Of 37 federal indictments against participants in the rescue, only Langston and Simeon Bushnell, a white man, were brought to trial. Their trials were one of several legal contests during this period in western states over the constitutionality of the Fugitive Slave Law. In the present case, the Ohio Supreme Court ruled that the law was constitutional and the state was bound by the US Constitution’s supremacy clause to enforce it. See Ex parte Simeon Bushnell. Ex parte Charles Langston et al. 8 Ohio St. 599; 9 Ohio St. 77. 

This speech by Langston is today remembered as one of the high points of antebellum African American rhetoric. Legal scholar Steven Lubet writes “Charles Langston spoke in his own behalf with clarity of purpose unencumbered by considerations of courtroom strategy or legal tactics. It turned out that he—more than any of his able and dedicated counsel—was the truest, most effective votary of the higher law, and an enduring model for the role of civil disobedience in American courts.” Lubet, “Slavery on Trial: The Case of the Oberlin Rescue,” 54 Ala. L. Rev. 785, at 829. Alice Dunbar-Nelson’s inclusion of this speech in her 1914 collection of African American speeches, Masterpieces of Negro Eloquence, highlights its persistence in cultural memory. 
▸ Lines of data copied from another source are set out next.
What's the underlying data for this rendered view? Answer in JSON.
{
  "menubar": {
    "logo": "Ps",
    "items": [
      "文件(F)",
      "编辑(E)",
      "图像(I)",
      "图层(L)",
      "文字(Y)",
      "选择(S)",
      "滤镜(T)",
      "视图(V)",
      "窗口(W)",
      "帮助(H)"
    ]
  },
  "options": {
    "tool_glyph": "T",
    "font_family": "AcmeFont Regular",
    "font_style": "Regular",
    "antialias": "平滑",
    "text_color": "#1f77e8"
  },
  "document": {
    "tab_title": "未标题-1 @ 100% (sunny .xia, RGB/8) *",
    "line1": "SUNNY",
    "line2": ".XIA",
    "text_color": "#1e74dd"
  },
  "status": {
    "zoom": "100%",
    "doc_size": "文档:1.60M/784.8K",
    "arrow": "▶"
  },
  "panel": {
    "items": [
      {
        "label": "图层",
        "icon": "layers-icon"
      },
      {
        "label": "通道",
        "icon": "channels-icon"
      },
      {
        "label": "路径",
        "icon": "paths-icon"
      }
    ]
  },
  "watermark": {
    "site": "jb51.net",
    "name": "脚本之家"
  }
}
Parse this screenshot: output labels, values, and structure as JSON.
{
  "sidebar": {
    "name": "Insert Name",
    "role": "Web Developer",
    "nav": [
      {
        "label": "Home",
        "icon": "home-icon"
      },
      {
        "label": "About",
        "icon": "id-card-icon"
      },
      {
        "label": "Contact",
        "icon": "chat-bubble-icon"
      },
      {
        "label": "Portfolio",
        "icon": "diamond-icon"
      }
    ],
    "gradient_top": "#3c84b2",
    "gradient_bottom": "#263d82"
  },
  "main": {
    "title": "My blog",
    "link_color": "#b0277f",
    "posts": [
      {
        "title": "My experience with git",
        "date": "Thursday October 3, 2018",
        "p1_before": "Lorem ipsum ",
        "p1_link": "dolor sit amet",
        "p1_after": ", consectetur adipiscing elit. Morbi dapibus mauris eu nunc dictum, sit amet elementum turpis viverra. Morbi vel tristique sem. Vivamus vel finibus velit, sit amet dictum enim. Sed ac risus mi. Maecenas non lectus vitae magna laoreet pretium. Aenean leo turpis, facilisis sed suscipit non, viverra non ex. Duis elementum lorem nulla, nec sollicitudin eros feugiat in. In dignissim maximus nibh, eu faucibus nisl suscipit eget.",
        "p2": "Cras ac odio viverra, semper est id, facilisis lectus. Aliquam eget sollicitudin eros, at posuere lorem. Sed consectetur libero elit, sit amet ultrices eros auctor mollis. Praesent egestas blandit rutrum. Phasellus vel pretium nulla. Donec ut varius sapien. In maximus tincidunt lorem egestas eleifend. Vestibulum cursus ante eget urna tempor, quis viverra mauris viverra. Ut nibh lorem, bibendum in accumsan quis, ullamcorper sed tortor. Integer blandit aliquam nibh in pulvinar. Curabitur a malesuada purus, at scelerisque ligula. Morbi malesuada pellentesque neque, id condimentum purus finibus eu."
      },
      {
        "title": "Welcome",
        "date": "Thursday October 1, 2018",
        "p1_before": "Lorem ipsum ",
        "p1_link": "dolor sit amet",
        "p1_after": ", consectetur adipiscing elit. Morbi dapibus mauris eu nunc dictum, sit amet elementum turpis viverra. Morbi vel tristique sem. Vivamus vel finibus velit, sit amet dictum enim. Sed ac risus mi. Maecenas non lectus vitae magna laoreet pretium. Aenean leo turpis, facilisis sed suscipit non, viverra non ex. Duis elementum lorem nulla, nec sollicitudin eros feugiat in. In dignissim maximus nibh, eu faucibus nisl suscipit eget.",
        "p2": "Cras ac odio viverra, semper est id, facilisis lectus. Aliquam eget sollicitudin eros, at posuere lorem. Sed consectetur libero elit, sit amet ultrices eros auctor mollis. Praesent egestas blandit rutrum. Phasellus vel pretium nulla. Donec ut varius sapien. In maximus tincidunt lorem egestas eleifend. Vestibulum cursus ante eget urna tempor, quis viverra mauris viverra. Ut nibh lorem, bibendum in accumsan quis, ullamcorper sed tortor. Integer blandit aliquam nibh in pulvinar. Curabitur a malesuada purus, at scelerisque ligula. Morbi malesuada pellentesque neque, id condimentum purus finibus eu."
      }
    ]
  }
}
Langston begins with a clear statement of what all-white courts were not willing to acknowledge but was evident to black defendants facing them: “I know that the courts of this country, that the governmental machinery of this country are so constituted as to oppress and outrage colored men.” (51) To voice a clear-eyed appeal and limit expectations, Langston suggests, a black defendant needed to understand the historic injustices that US courts had inflicted against blacks. Explaining his motive of action, Langston employs a patriotic theme, citing his father’s participation in the American Revolution and a belief in its principle that “all men have a right to life and liberty.” (53) There is nothing he did, he says, that any man should not do as a citizen who perceives injustice executed by illegitimate authority. Langston makes a distinction between the Fugitive Slave Law as an unjust one “that outrages every feeling of humanity, as well as every rule of Right” (55) and claims for the constitutionality of the law. He states that he would obey such an “inhuman law’ no more than American revolutionaries obeyed “the odious and absurd doctrine that kings and tyrants reign and rule by divine right.” (55)  

Langston next takes aim at his trial by an all-white jury, arguing that white racial prejudices combined with exclusion of blacks from jury boxes denies fair trial to black defendants. (56-57) He invokes the Dred Scott decision’s declaration that blacks in the United States have no rights “which white men are bound to respect” as a reason for his action to liberate a slave, for if white men were not bound to respect the right of human liberty than it was incumbent on him to do so. (58) Langston argues that a man who could watch another wronged without assisting him “must have lost all the manly feelings of his nature.” (61) 

The judge imposed a sentence of a $100 fine and costs, together with twenty days imprisonment.            

Source: Alice Dunbar-Nelson [ed.], Masterpieces of Negro Eloquence (New York: Bookery Publishing Co., 1914) 49-62.

- Joe Lockard